I read this book to help me with character development. Dr. Dimitrius writes with great authority, if not excrutiating detail about jury selection. But I found a lot of profiles share so many similarities that it got confusing. Most behavior and appearance clues are something the average person already knows. And Dr. Dimitrius is careful to remind the reader that (whatever it was on the list) is not enough to make an accurate conclusion - repeatedly. The mention of the Rodney King and O.J. Simpson trials were also tedious. What I hoped to gain from this book is to read people then possibly anticipate how they will act and react. But I feel all the information stops at identifying what a person possibly is. Maybe I was expecting too much.
This book is a thorough and concise guide to learning to appreciate people for who they are. It is not packed full of revelations - but supports common sense, (too rare these days), coupled with intuition and fact finding.

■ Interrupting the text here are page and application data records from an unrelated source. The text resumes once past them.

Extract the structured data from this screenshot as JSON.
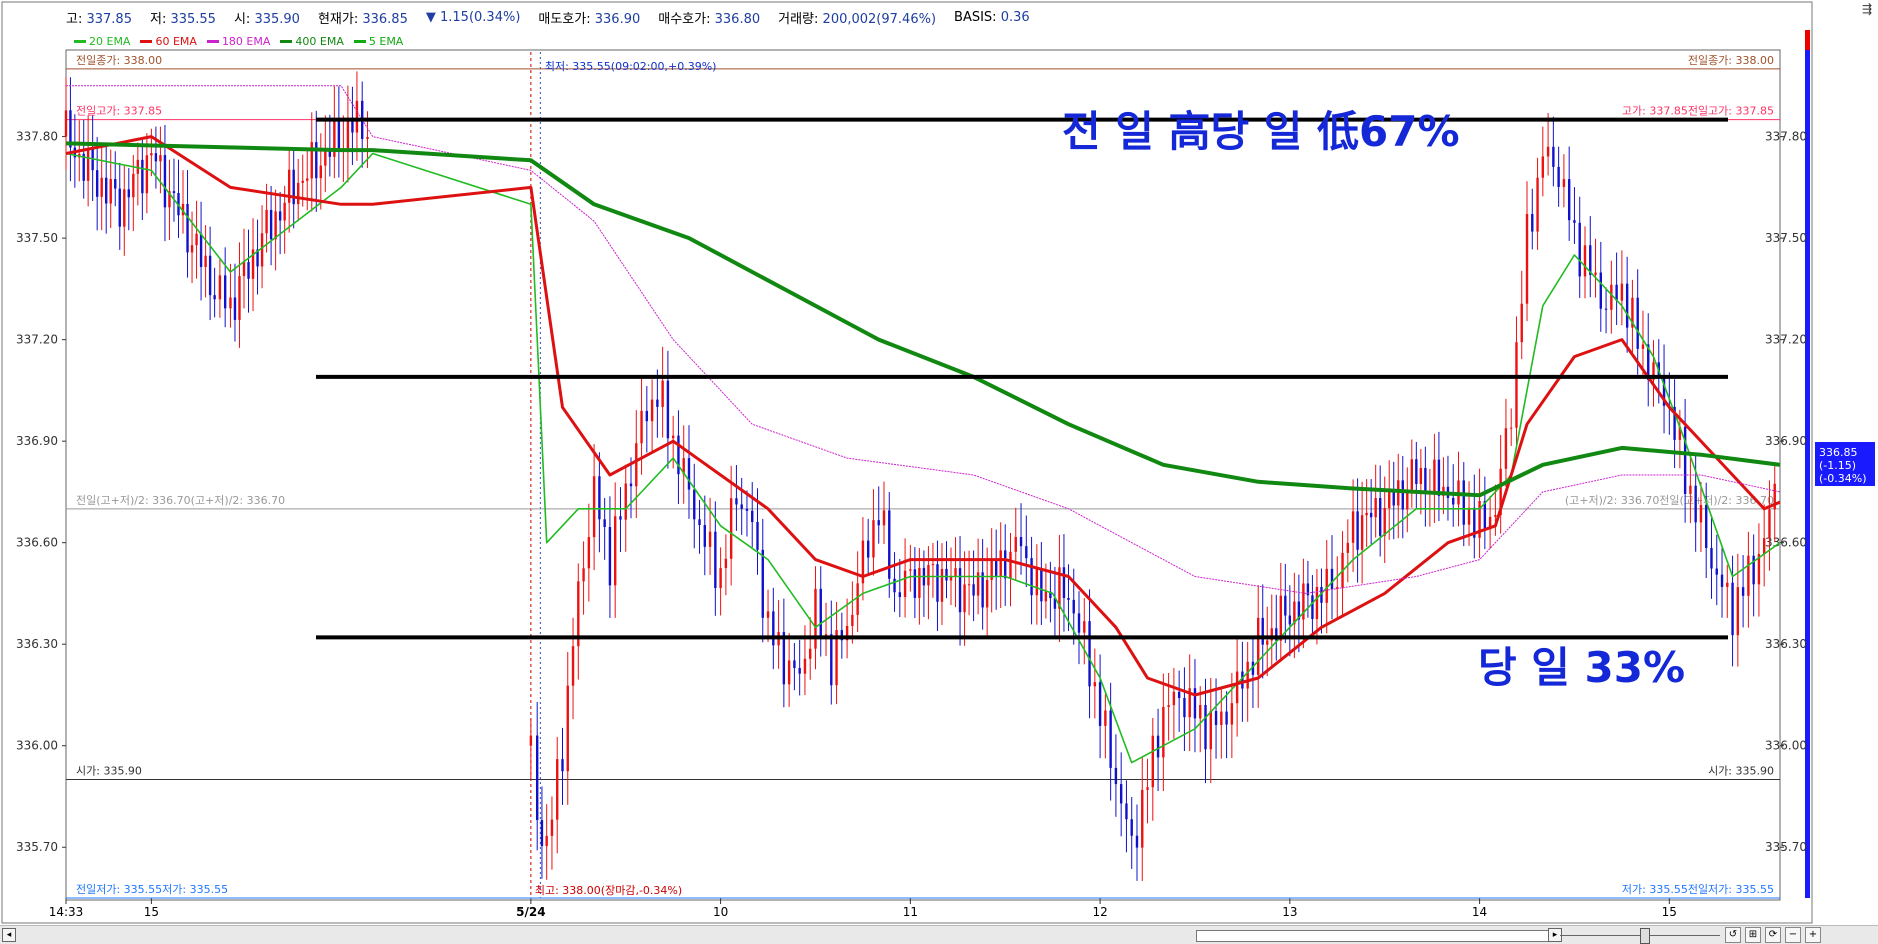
{
  "info": {
    "high_label": "고:",
    "high_value": "337.85",
    "low_label": "저:",
    "low_value": "335.55",
    "open_label": "시:",
    "open_value": "335.90",
    "cur_label": "현재가:",
    "cur_value": "336.85",
    "chg_value": "1.15(0.34%)",
    "ask_label": "매도호가:",
    "ask_value": "336.90",
    "bid_label": "매수호가:",
    "bid_value": "336.80",
    "vol_label": "거래량:",
    "vol_value": "200,002(97.46%)",
    "basis_label": "BASIS:",
    "basis_value": "0.36"
  },
  "legend": [
    {
      "name": "20 EMA",
      "color": "#22bb22"
    },
    {
      "name": "60 EMA",
      "color": "#dd1111"
    },
    {
      "name": "180 EMA",
      "color": "#cc22cc"
    },
    {
      "name": "400 EMA",
      "color": "#118811"
    },
    {
      "name": "5 EMA",
      "color": "#11aa11"
    }
  ],
  "chart_data": {
    "type": "candlestick",
    "ylim": [
      335.55,
      338.05
    ],
    "yticks": [
      "337.80",
      "337.50",
      "337.20",
      "336.90",
      "336.60",
      "336.30",
      "336.00",
      "335.70"
    ],
    "ytick_values": [
      337.8,
      337.5,
      337.2,
      336.9,
      336.6,
      336.3,
      336.0,
      335.7
    ],
    "xtick_labels": [
      "14:33",
      "15",
      "5/24",
      "10",
      "11",
      "12",
      "13",
      "14",
      "15"
    ],
    "xtick_session_minutes": [
      -147,
      -120,
      0,
      60,
      120,
      180,
      240,
      300,
      360
    ],
    "session_start_minute": -147,
    "session_end_minute": 395,
    "horizontal_lines": [
      {
        "label_left": "전일종가: 338.00",
        "label_right": "전일종가: 338.00",
        "value": 338.0,
        "color": "#a0522d"
      },
      {
        "label_left": "전일고가: 337.85",
        "label_right": "고가: 337.85전일고가: 337.85",
        "value": 337.85,
        "color": "#ff3366"
      },
      {
        "label_left": "전일(고+저)/2: 336.70(고+저)/2: 336.70",
        "label_right": "(고+저)/2: 336.70전일(고+저)/2: 336.70",
        "value": 336.7,
        "color": "#999999"
      },
      {
        "label_left": "시가: 335.90",
        "label_right": "시가: 335.90",
        "value": 335.9,
        "color": "#333333"
      },
      {
        "label_left": "전일저가: 335.55저가: 335.55",
        "label_right": "저가: 335.55전일저가: 335.55",
        "value": 335.55,
        "color": "#2277ff"
      }
    ],
    "markers": {
      "low_note": "최저: 335.55(09:02:00,+0.39%)",
      "high_note": "최고: 338.00(장마감,-0.34%)"
    },
    "drawn_levels": [
      337.85,
      337.09,
      336.32
    ],
    "annotations": [
      "전 일 高당 일 低67%",
      "당 일  33%"
    ],
    "current_price_tag": [
      "336.85",
      "(-1.15)",
      "(-0.34%)"
    ],
    "price_path": [
      [
        -147,
        337.8
      ],
      [
        -140,
        337.7
      ],
      [
        -130,
        337.6
      ],
      [
        -120,
        337.75
      ],
      [
        -110,
        337.55
      ],
      [
        -100,
        337.35
      ],
      [
        -95,
        337.3
      ],
      [
        -85,
        337.5
      ],
      [
        -75,
        337.65
      ],
      [
        -65,
        337.75
      ],
      [
        -55,
        337.85
      ],
      [
        -50,
        337.8
      ],
      [
        0,
        336.0
      ],
      [
        2,
        335.8
      ],
      [
        5,
        335.7
      ],
      [
        10,
        336.0
      ],
      [
        15,
        336.45
      ],
      [
        20,
        336.75
      ],
      [
        25,
        336.55
      ],
      [
        30,
        336.75
      ],
      [
        35,
        336.95
      ],
      [
        40,
        337.05
      ],
      [
        45,
        336.9
      ],
      [
        50,
        336.75
      ],
      [
        55,
        336.6
      ],
      [
        60,
        336.5
      ],
      [
        65,
        336.75
      ],
      [
        70,
        336.65
      ],
      [
        75,
        336.35
      ],
      [
        80,
        336.25
      ],
      [
        85,
        336.2
      ],
      [
        90,
        336.4
      ],
      [
        95,
        336.25
      ],
      [
        100,
        336.35
      ],
      [
        105,
        336.55
      ],
      [
        110,
        336.7
      ],
      [
        115,
        336.45
      ],
      [
        120,
        336.5
      ],
      [
        130,
        336.5
      ],
      [
        140,
        336.45
      ],
      [
        150,
        336.55
      ],
      [
        155,
        336.6
      ],
      [
        160,
        336.45
      ],
      [
        170,
        336.45
      ],
      [
        175,
        336.3
      ],
      [
        180,
        336.1
      ],
      [
        185,
        335.9
      ],
      [
        190,
        335.7
      ],
      [
        195,
        335.9
      ],
      [
        200,
        336.1
      ],
      [
        205,
        336.15
      ],
      [
        210,
        336.1
      ],
      [
        215,
        336.05
      ],
      [
        220,
        336.1
      ],
      [
        225,
        336.2
      ],
      [
        230,
        336.3
      ],
      [
        240,
        336.4
      ],
      [
        250,
        336.45
      ],
      [
        255,
        336.5
      ],
      [
        260,
        336.65
      ],
      [
        270,
        336.7
      ],
      [
        280,
        336.8
      ],
      [
        290,
        336.75
      ],
      [
        295,
        336.7
      ],
      [
        300,
        336.65
      ],
      [
        305,
        336.7
      ],
      [
        310,
        337.0
      ],
      [
        315,
        337.5
      ],
      [
        320,
        337.75
      ],
      [
        325,
        337.7
      ],
      [
        330,
        337.5
      ],
      [
        335,
        337.4
      ],
      [
        340,
        337.3
      ],
      [
        345,
        337.35
      ],
      [
        350,
        337.2
      ],
      [
        355,
        337.1
      ],
      [
        360,
        337.0
      ],
      [
        365,
        336.8
      ],
      [
        370,
        336.65
      ],
      [
        375,
        336.5
      ],
      [
        380,
        336.4
      ],
      [
        385,
        336.5
      ],
      [
        390,
        336.6
      ],
      [
        395,
        336.85
      ]
    ],
    "ema": {
      "20 EMA": [
        [
          -147,
          337.75
        ],
        [
          -120,
          337.7
        ],
        [
          -95,
          337.4
        ],
        [
          -60,
          337.65
        ],
        [
          -50,
          337.75
        ],
        [
          0,
          337.6
        ],
        [
          5,
          336.6
        ],
        [
          15,
          336.7
        ],
        [
          30,
          336.7
        ],
        [
          45,
          336.85
        ],
        [
          60,
          336.65
        ],
        [
          75,
          336.55
        ],
        [
          90,
          336.35
        ],
        [
          105,
          336.45
        ],
        [
          120,
          336.5
        ],
        [
          150,
          336.5
        ],
        [
          165,
          336.45
        ],
        [
          180,
          336.2
        ],
        [
          190,
          335.95
        ],
        [
          200,
          336.0
        ],
        [
          210,
          336.05
        ],
        [
          225,
          336.2
        ],
        [
          240,
          336.35
        ],
        [
          260,
          336.55
        ],
        [
          280,
          336.7
        ],
        [
          300,
          336.7
        ],
        [
          310,
          336.8
        ],
        [
          320,
          337.3
        ],
        [
          330,
          337.45
        ],
        [
          345,
          337.3
        ],
        [
          355,
          337.15
        ],
        [
          365,
          336.9
        ],
        [
          380,
          336.5
        ],
        [
          395,
          336.6
        ]
      ],
      "60 EMA": [
        [
          -147,
          337.75
        ],
        [
          -120,
          337.8
        ],
        [
          -95,
          337.65
        ],
        [
          -60,
          337.6
        ],
        [
          -50,
          337.6
        ],
        [
          0,
          337.65
        ],
        [
          10,
          337.0
        ],
        [
          25,
          336.8
        ],
        [
          45,
          336.9
        ],
        [
          60,
          336.8
        ],
        [
          75,
          336.7
        ],
        [
          90,
          336.55
        ],
        [
          105,
          336.5
        ],
        [
          120,
          336.55
        ],
        [
          150,
          336.55
        ],
        [
          170,
          336.5
        ],
        [
          185,
          336.35
        ],
        [
          195,
          336.2
        ],
        [
          210,
          336.15
        ],
        [
          230,
          336.2
        ],
        [
          250,
          336.35
        ],
        [
          270,
          336.45
        ],
        [
          290,
          336.6
        ],
        [
          305,
          336.65
        ],
        [
          315,
          336.95
        ],
        [
          330,
          337.15
        ],
        [
          345,
          337.2
        ],
        [
          360,
          337.0
        ],
        [
          375,
          336.85
        ],
        [
          390,
          336.7
        ],
        [
          395,
          336.72
        ]
      ],
      "180 EMA": [
        [
          -147,
          337.95
        ],
        [
          -60,
          337.95
        ],
        [
          -50,
          337.8
        ],
        [
          0,
          337.7
        ],
        [
          20,
          337.55
        ],
        [
          45,
          337.2
        ],
        [
          70,
          336.95
        ],
        [
          100,
          336.85
        ],
        [
          140,
          336.8
        ],
        [
          170,
          336.7
        ],
        [
          210,
          336.5
        ],
        [
          245,
          336.45
        ],
        [
          280,
          336.5
        ],
        [
          300,
          336.55
        ],
        [
          320,
          336.75
        ],
        [
          345,
          336.8
        ],
        [
          370,
          336.8
        ],
        [
          395,
          336.75
        ]
      ],
      "400 EMA": [
        [
          -147,
          337.78
        ],
        [
          -60,
          337.76
        ],
        [
          -50,
          337.76
        ],
        [
          0,
          337.73
        ],
        [
          20,
          337.6
        ],
        [
          50,
          337.5
        ],
        [
          80,
          337.35
        ],
        [
          110,
          337.2
        ],
        [
          140,
          337.09
        ],
        [
          170,
          336.95
        ],
        [
          200,
          336.83
        ],
        [
          230,
          336.78
        ],
        [
          260,
          336.76
        ],
        [
          300,
          336.74
        ],
        [
          320,
          336.83
        ],
        [
          345,
          336.88
        ],
        [
          370,
          336.86
        ],
        [
          395,
          336.83
        ]
      ]
    }
  }
}
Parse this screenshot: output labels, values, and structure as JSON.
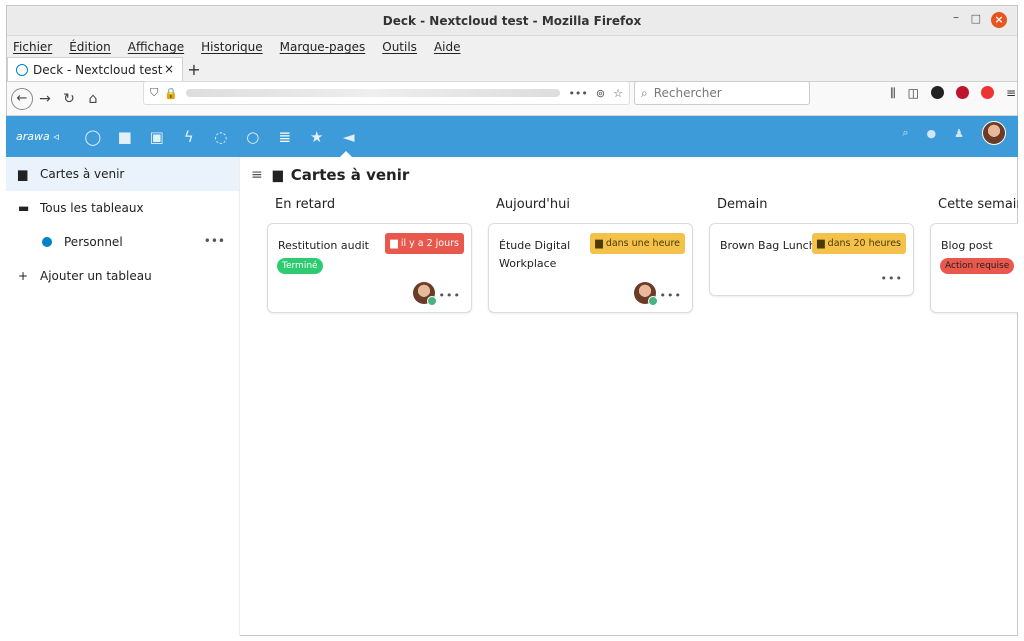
{
  "window": {
    "title": "Deck - Nextcloud test - Mozilla Firefox",
    "minimize": "–",
    "maximize": "□",
    "close": "×"
  },
  "menu": [
    "Fichier",
    "Édition",
    "Affichage",
    "Historique",
    "Marque-pages",
    "Outils",
    "Aide"
  ],
  "tab": {
    "label": "Deck - Nextcloud test",
    "close": "×",
    "new_tab": "+"
  },
  "nav": {
    "url_more": "•••",
    "search_placeholder": "Rechercher"
  },
  "header": {
    "logo": "arawa ◃"
  },
  "sidebar": {
    "items": [
      {
        "label": "Cartes à venir",
        "icon": "calendar-icon"
      },
      {
        "label": "Tous les tableaux",
        "icon": "stack-icon"
      },
      {
        "label": "Personnel",
        "icon": "bullet",
        "color": "#0082c9",
        "more": "•••"
      },
      {
        "label": "Ajouter un tableau",
        "icon": "plus-icon"
      }
    ]
  },
  "main": {
    "title": "Cartes à venir"
  },
  "stacks": [
    {
      "title": "En retard",
      "cards": [
        {
          "title": "Restitution audit",
          "due": "il y a 2 jours",
          "due_type": "overdue",
          "label": "Terminé",
          "label_color": "#2ecc71",
          "has_avatar": true
        }
      ]
    },
    {
      "title": "Aujourd'hui",
      "cards": [
        {
          "title": "Étude Digital Workplace",
          "due": "dans une heure",
          "due_type": "soon",
          "has_avatar": true
        }
      ]
    },
    {
      "title": "Demain",
      "cards": [
        {
          "title": "Brown Bag Lunch",
          "due": "dans 20 heures",
          "due_type": "soon",
          "has_avatar": false
        }
      ]
    },
    {
      "title": "Cette semaine",
      "cards": [
        {
          "title": "Blog post",
          "label": "Action requise",
          "label_color": "#e9584c",
          "has_avatar": false
        }
      ]
    }
  ],
  "card_more": "•••"
}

In childhood, we are taught that it's rude to ask too many questions of people - so we fail to gather the proper information to form opinions. This book teaches us to gather and store facts and develop relationships based on reality and not perception.
The true value of this book is to translate the information and perform a self-evaluation. Unless you are dead you should be constantly growing, changing and moving forward. Reading this helped me out of lethargy and into action!